Exercise brief>
Pull every line containing "JSON" from the data.

Provided records>

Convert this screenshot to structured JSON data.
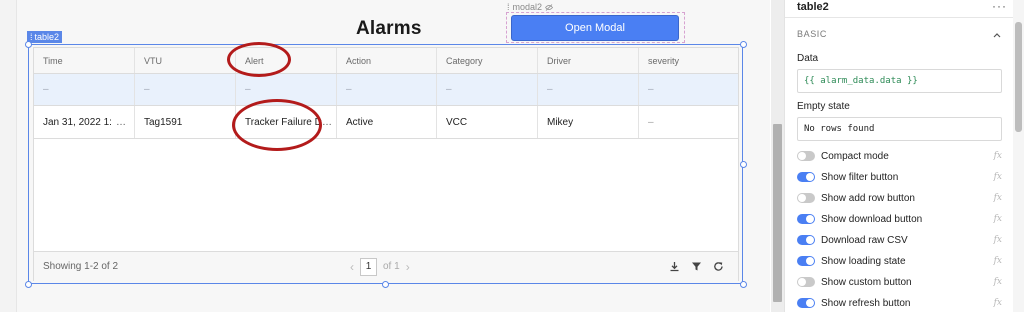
{
  "canvas": {
    "title": "Alarms",
    "modal_widget": {
      "tag_label": "modal2",
      "button_label": "Open Modal"
    },
    "table_widget": {
      "tag_label": "table2",
      "columns": [
        "Time",
        "VTU",
        "Alert",
        "Action",
        "Category",
        "Driver",
        "severity"
      ],
      "empty_row": [
        "–",
        "–",
        "–",
        "–",
        "–",
        "–",
        "–"
      ],
      "rows": [
        [
          "Jan 31, 2022 1:",
          "Tag1591",
          "Tracker Failure D",
          "Active",
          "VCC",
          "Mikey",
          "–"
        ]
      ],
      "time_overflow_icon": "…",
      "alert_overflow_icon": "…",
      "footer": {
        "showing_text": "Showing 1-2 of 2",
        "prev_icon": "‹",
        "page": "1",
        "of_text": "of 1",
        "next_icon": "›",
        "icons": [
          "download-icon",
          "filter-icon",
          "refresh-icon"
        ]
      }
    }
  },
  "panel": {
    "title": "table2",
    "menu_icon": "···",
    "section_label": "BASIC",
    "data_label": "Data",
    "data_value": "{{ alarm_data.data }}",
    "empty_state_label": "Empty state",
    "empty_state_value": "No rows found",
    "fx_label": "fx",
    "toggles": [
      {
        "label": "Compact mode",
        "on": false
      },
      {
        "label": "Show filter button",
        "on": true
      },
      {
        "label": "Show add row button",
        "on": false
      },
      {
        "label": "Show download button",
        "on": true
      },
      {
        "label": "Download raw CSV",
        "on": true
      },
      {
        "label": "Show loading state",
        "on": true
      },
      {
        "label": "Show custom button",
        "on": false
      },
      {
        "label": "Show refresh button",
        "on": true
      }
    ]
  },
  "colors": {
    "accent": "#4a7ff3",
    "annotation": "#b31b1b",
    "selection": "#5b87e8"
  }
}
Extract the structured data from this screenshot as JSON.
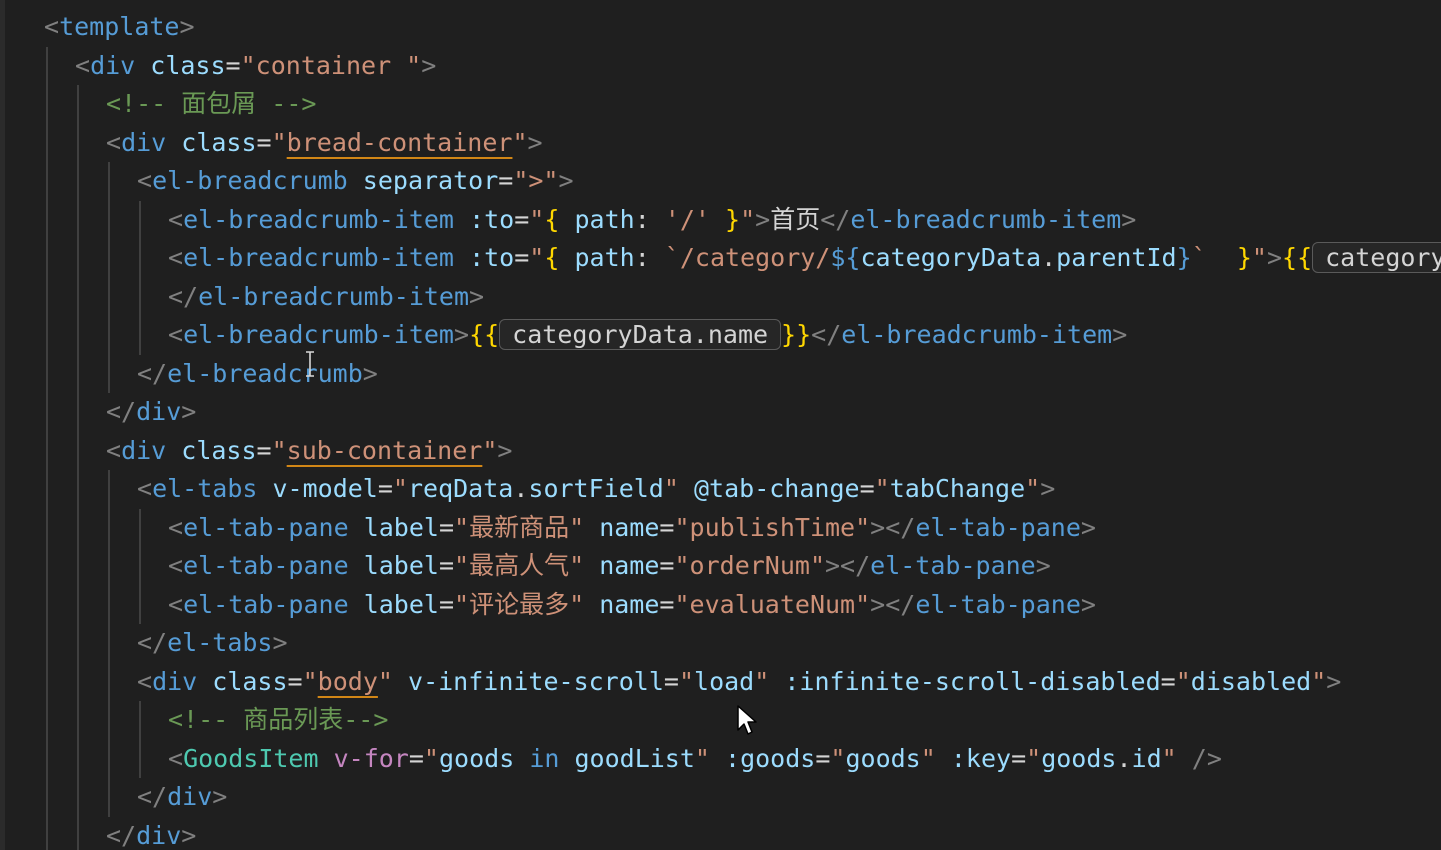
{
  "lines": [
    {
      "indent": 1,
      "tokens": [
        {
          "t": "<",
          "c": "punct"
        },
        {
          "t": "template",
          "c": "tag"
        },
        {
          "t": ">",
          "c": "punct"
        }
      ]
    },
    {
      "indent": 2,
      "tokens": [
        {
          "t": "<",
          "c": "punct"
        },
        {
          "t": "div",
          "c": "tag"
        },
        {
          "t": " ",
          "c": "text"
        },
        {
          "t": "class",
          "c": "attr"
        },
        {
          "t": "=",
          "c": "text"
        },
        {
          "t": "\"container \"",
          "c": "string"
        },
        {
          "t": ">",
          "c": "punct"
        }
      ]
    },
    {
      "indent": 3,
      "tokens": [
        {
          "t": "<!-- 面包屑 -->",
          "c": "comment"
        }
      ]
    },
    {
      "indent": 3,
      "tokens": [
        {
          "t": "<",
          "c": "punct"
        },
        {
          "t": "div",
          "c": "tag"
        },
        {
          "t": " ",
          "c": "text"
        },
        {
          "t": "class",
          "c": "attr"
        },
        {
          "t": "=",
          "c": "text"
        },
        {
          "t": "\"",
          "c": "string"
        },
        {
          "t": "bread-container",
          "c": "link"
        },
        {
          "t": "\"",
          "c": "string"
        },
        {
          "t": ">",
          "c": "punct"
        }
      ]
    },
    {
      "indent": 4,
      "tokens": [
        {
          "t": "<",
          "c": "punct"
        },
        {
          "t": "el-breadcrumb",
          "c": "tag"
        },
        {
          "t": " ",
          "c": "text"
        },
        {
          "t": "separator",
          "c": "attr"
        },
        {
          "t": "=",
          "c": "text"
        },
        {
          "t": "\">\"",
          "c": "string"
        },
        {
          "t": ">",
          "c": "punct"
        }
      ]
    },
    {
      "indent": 5,
      "tokens": [
        {
          "t": "<",
          "c": "punct"
        },
        {
          "t": "el-breadcrumb-item",
          "c": "tag"
        },
        {
          "t": " ",
          "c": "text"
        },
        {
          "t": ":to",
          "c": "attr"
        },
        {
          "t": "=",
          "c": "text"
        },
        {
          "t": "\"",
          "c": "string"
        },
        {
          "t": "{",
          "c": "bracket"
        },
        {
          "t": " ",
          "c": "text"
        },
        {
          "t": "path",
          "c": "var"
        },
        {
          "t": ": ",
          "c": "text"
        },
        {
          "t": "'/'",
          "c": "string"
        },
        {
          "t": " ",
          "c": "text"
        },
        {
          "t": "}",
          "c": "bracket"
        },
        {
          "t": "\"",
          "c": "string"
        },
        {
          "t": ">",
          "c": "punct"
        },
        {
          "t": "首页",
          "c": "text"
        },
        {
          "t": "</",
          "c": "punct"
        },
        {
          "t": "el-breadcrumb-item",
          "c": "tag"
        },
        {
          "t": ">",
          "c": "punct"
        }
      ]
    },
    {
      "indent": 5,
      "tokens": [
        {
          "t": "<",
          "c": "punct"
        },
        {
          "t": "el-breadcrumb-item",
          "c": "tag"
        },
        {
          "t": " ",
          "c": "text"
        },
        {
          "t": ":to",
          "c": "attr"
        },
        {
          "t": "=",
          "c": "text"
        },
        {
          "t": "\"",
          "c": "string"
        },
        {
          "t": "{",
          "c": "bracket"
        },
        {
          "t": " ",
          "c": "text"
        },
        {
          "t": "path",
          "c": "var"
        },
        {
          "t": ": ",
          "c": "text"
        },
        {
          "t": "`/category/",
          "c": "template"
        },
        {
          "t": "${",
          "c": "keyword"
        },
        {
          "t": "categoryData",
          "c": "var"
        },
        {
          "t": ".",
          "c": "text"
        },
        {
          "t": "parentId",
          "c": "var"
        },
        {
          "t": "}",
          "c": "keyword"
        },
        {
          "t": "`",
          "c": "template"
        },
        {
          "t": "  ",
          "c": "text"
        },
        {
          "t": "}",
          "c": "bracket"
        },
        {
          "t": "\"",
          "c": "string"
        },
        {
          "t": ">",
          "c": "punct"
        },
        {
          "t": "{{",
          "c": "bracket"
        },
        {
          "t": "categoryData.parentName",
          "c": "hint"
        }
      ]
    },
    {
      "indent": 5,
      "tokens": [
        {
          "t": "</",
          "c": "punct"
        },
        {
          "t": "el-breadcrumb-item",
          "c": "tag"
        },
        {
          "t": ">",
          "c": "punct"
        }
      ]
    },
    {
      "indent": 5,
      "tokens": [
        {
          "t": "<",
          "c": "punct"
        },
        {
          "t": "el-breadcrumb-item",
          "c": "tag"
        },
        {
          "t": ">",
          "c": "punct"
        },
        {
          "t": "{{",
          "c": "bracket"
        },
        {
          "t": "categoryData.name",
          "c": "hint"
        },
        {
          "t": "}}",
          "c": "bracket"
        },
        {
          "t": "</",
          "c": "punct"
        },
        {
          "t": "el-breadcrumb-item",
          "c": "tag"
        },
        {
          "t": ">",
          "c": "punct"
        }
      ]
    },
    {
      "indent": 4,
      "tokens": [
        {
          "t": "</",
          "c": "punct"
        },
        {
          "t": "el-breadcrumb",
          "c": "tag"
        },
        {
          "t": ">",
          "c": "punct"
        }
      ]
    },
    {
      "indent": 3,
      "tokens": [
        {
          "t": "</",
          "c": "punct"
        },
        {
          "t": "div",
          "c": "tag"
        },
        {
          "t": ">",
          "c": "punct"
        }
      ]
    },
    {
      "indent": 3,
      "tokens": [
        {
          "t": "<",
          "c": "punct"
        },
        {
          "t": "div",
          "c": "tag"
        },
        {
          "t": " ",
          "c": "text"
        },
        {
          "t": "class",
          "c": "attr"
        },
        {
          "t": "=",
          "c": "text"
        },
        {
          "t": "\"",
          "c": "string"
        },
        {
          "t": "sub-container",
          "c": "link"
        },
        {
          "t": "\"",
          "c": "string"
        },
        {
          "t": ">",
          "c": "punct"
        }
      ]
    },
    {
      "indent": 4,
      "tokens": [
        {
          "t": "<",
          "c": "punct"
        },
        {
          "t": "el-tabs",
          "c": "tag"
        },
        {
          "t": " ",
          "c": "text"
        },
        {
          "t": "v-model",
          "c": "attr"
        },
        {
          "t": "=",
          "c": "text"
        },
        {
          "t": "\"",
          "c": "string"
        },
        {
          "t": "reqData",
          "c": "var"
        },
        {
          "t": ".",
          "c": "text"
        },
        {
          "t": "sortField",
          "c": "var"
        },
        {
          "t": "\"",
          "c": "string"
        },
        {
          "t": " ",
          "c": "text"
        },
        {
          "t": "@tab-change",
          "c": "attr"
        },
        {
          "t": "=",
          "c": "text"
        },
        {
          "t": "\"",
          "c": "string"
        },
        {
          "t": "tabChange",
          "c": "var"
        },
        {
          "t": "\"",
          "c": "string"
        },
        {
          "t": ">",
          "c": "punct"
        }
      ]
    },
    {
      "indent": 5,
      "tokens": [
        {
          "t": "<",
          "c": "punct"
        },
        {
          "t": "el-tab-pane",
          "c": "tag"
        },
        {
          "t": " ",
          "c": "text"
        },
        {
          "t": "label",
          "c": "attr"
        },
        {
          "t": "=",
          "c": "text"
        },
        {
          "t": "\"最新商品\"",
          "c": "string"
        },
        {
          "t": " ",
          "c": "text"
        },
        {
          "t": "name",
          "c": "attr"
        },
        {
          "t": "=",
          "c": "text"
        },
        {
          "t": "\"publishTime\"",
          "c": "string"
        },
        {
          "t": "></",
          "c": "punct"
        },
        {
          "t": "el-tab-pane",
          "c": "tag"
        },
        {
          "t": ">",
          "c": "punct"
        }
      ]
    },
    {
      "indent": 5,
      "tokens": [
        {
          "t": "<",
          "c": "punct"
        },
        {
          "t": "el-tab-pane",
          "c": "tag"
        },
        {
          "t": " ",
          "c": "text"
        },
        {
          "t": "label",
          "c": "attr"
        },
        {
          "t": "=",
          "c": "text"
        },
        {
          "t": "\"最高人气\"",
          "c": "string"
        },
        {
          "t": " ",
          "c": "text"
        },
        {
          "t": "name",
          "c": "attr"
        },
        {
          "t": "=",
          "c": "text"
        },
        {
          "t": "\"orderNum\"",
          "c": "string"
        },
        {
          "t": "></",
          "c": "punct"
        },
        {
          "t": "el-tab-pane",
          "c": "tag"
        },
        {
          "t": ">",
          "c": "punct"
        }
      ]
    },
    {
      "indent": 5,
      "tokens": [
        {
          "t": "<",
          "c": "punct"
        },
        {
          "t": "el-tab-pane",
          "c": "tag"
        },
        {
          "t": " ",
          "c": "text"
        },
        {
          "t": "label",
          "c": "attr"
        },
        {
          "t": "=",
          "c": "text"
        },
        {
          "t": "\"评论最多\"",
          "c": "string"
        },
        {
          "t": " ",
          "c": "text"
        },
        {
          "t": "name",
          "c": "attr"
        },
        {
          "t": "=",
          "c": "text"
        },
        {
          "t": "\"evaluateNum\"",
          "c": "string"
        },
        {
          "t": "></",
          "c": "punct"
        },
        {
          "t": "el-tab-pane",
          "c": "tag"
        },
        {
          "t": ">",
          "c": "punct"
        }
      ]
    },
    {
      "indent": 4,
      "tokens": [
        {
          "t": "</",
          "c": "punct"
        },
        {
          "t": "el-tabs",
          "c": "tag"
        },
        {
          "t": ">",
          "c": "punct"
        }
      ]
    },
    {
      "indent": 4,
      "tokens": [
        {
          "t": "<",
          "c": "punct"
        },
        {
          "t": "div",
          "c": "tag"
        },
        {
          "t": " ",
          "c": "text"
        },
        {
          "t": "class",
          "c": "attr"
        },
        {
          "t": "=",
          "c": "text"
        },
        {
          "t": "\"",
          "c": "string"
        },
        {
          "t": "body",
          "c": "link"
        },
        {
          "t": "\"",
          "c": "string"
        },
        {
          "t": " ",
          "c": "text"
        },
        {
          "t": "v-infinite-scroll",
          "c": "attr"
        },
        {
          "t": "=",
          "c": "text"
        },
        {
          "t": "\"",
          "c": "string"
        },
        {
          "t": "load",
          "c": "var"
        },
        {
          "t": "\"",
          "c": "string"
        },
        {
          "t": " ",
          "c": "text"
        },
        {
          "t": ":infinite-scroll-disabled",
          "c": "attr"
        },
        {
          "t": "=",
          "c": "text"
        },
        {
          "t": "\"",
          "c": "string"
        },
        {
          "t": "disabled",
          "c": "var"
        },
        {
          "t": "\"",
          "c": "string"
        },
        {
          "t": ">",
          "c": "punct"
        }
      ]
    },
    {
      "indent": 5,
      "tokens": [
        {
          "t": "<!-- 商品列表-->",
          "c": "comment"
        }
      ]
    },
    {
      "indent": 5,
      "tokens": [
        {
          "t": "<",
          "c": "punct"
        },
        {
          "t": "GoodsItem",
          "c": "component"
        },
        {
          "t": " ",
          "c": "text"
        },
        {
          "t": "v-for",
          "c": "directive"
        },
        {
          "t": "=",
          "c": "text"
        },
        {
          "t": "\"",
          "c": "string"
        },
        {
          "t": "goods",
          "c": "var"
        },
        {
          "t": " ",
          "c": "text"
        },
        {
          "t": "in",
          "c": "keyword"
        },
        {
          "t": " ",
          "c": "text"
        },
        {
          "t": "goodList",
          "c": "var"
        },
        {
          "t": "\"",
          "c": "string"
        },
        {
          "t": " ",
          "c": "text"
        },
        {
          "t": ":goods",
          "c": "attr"
        },
        {
          "t": "=",
          "c": "text"
        },
        {
          "t": "\"",
          "c": "string"
        },
        {
          "t": "goods",
          "c": "var"
        },
        {
          "t": "\"",
          "c": "string"
        },
        {
          "t": " ",
          "c": "text"
        },
        {
          "t": ":key",
          "c": "attr"
        },
        {
          "t": "=",
          "c": "text"
        },
        {
          "t": "\"",
          "c": "string"
        },
        {
          "t": "goods",
          "c": "var"
        },
        {
          "t": ".",
          "c": "text"
        },
        {
          "t": "id",
          "c": "var"
        },
        {
          "t": "\"",
          "c": "string"
        },
        {
          "t": " ",
          "c": "text"
        },
        {
          "t": "/>",
          "c": "punct"
        }
      ]
    },
    {
      "indent": 4,
      "tokens": [
        {
          "t": "</",
          "c": "punct"
        },
        {
          "t": "div",
          "c": "tag"
        },
        {
          "t": ">",
          "c": "punct"
        }
      ]
    },
    {
      "indent": 3,
      "tokens": [
        {
          "t": "</",
          "c": "punct"
        },
        {
          "t": "div",
          "c": "tag"
        },
        {
          "t": ">",
          "c": "punct"
        }
      ]
    }
  ]
}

Output for this task>
Convert this screenshot to structured JSON data.
Extract the structured data from this screenshot as JSON.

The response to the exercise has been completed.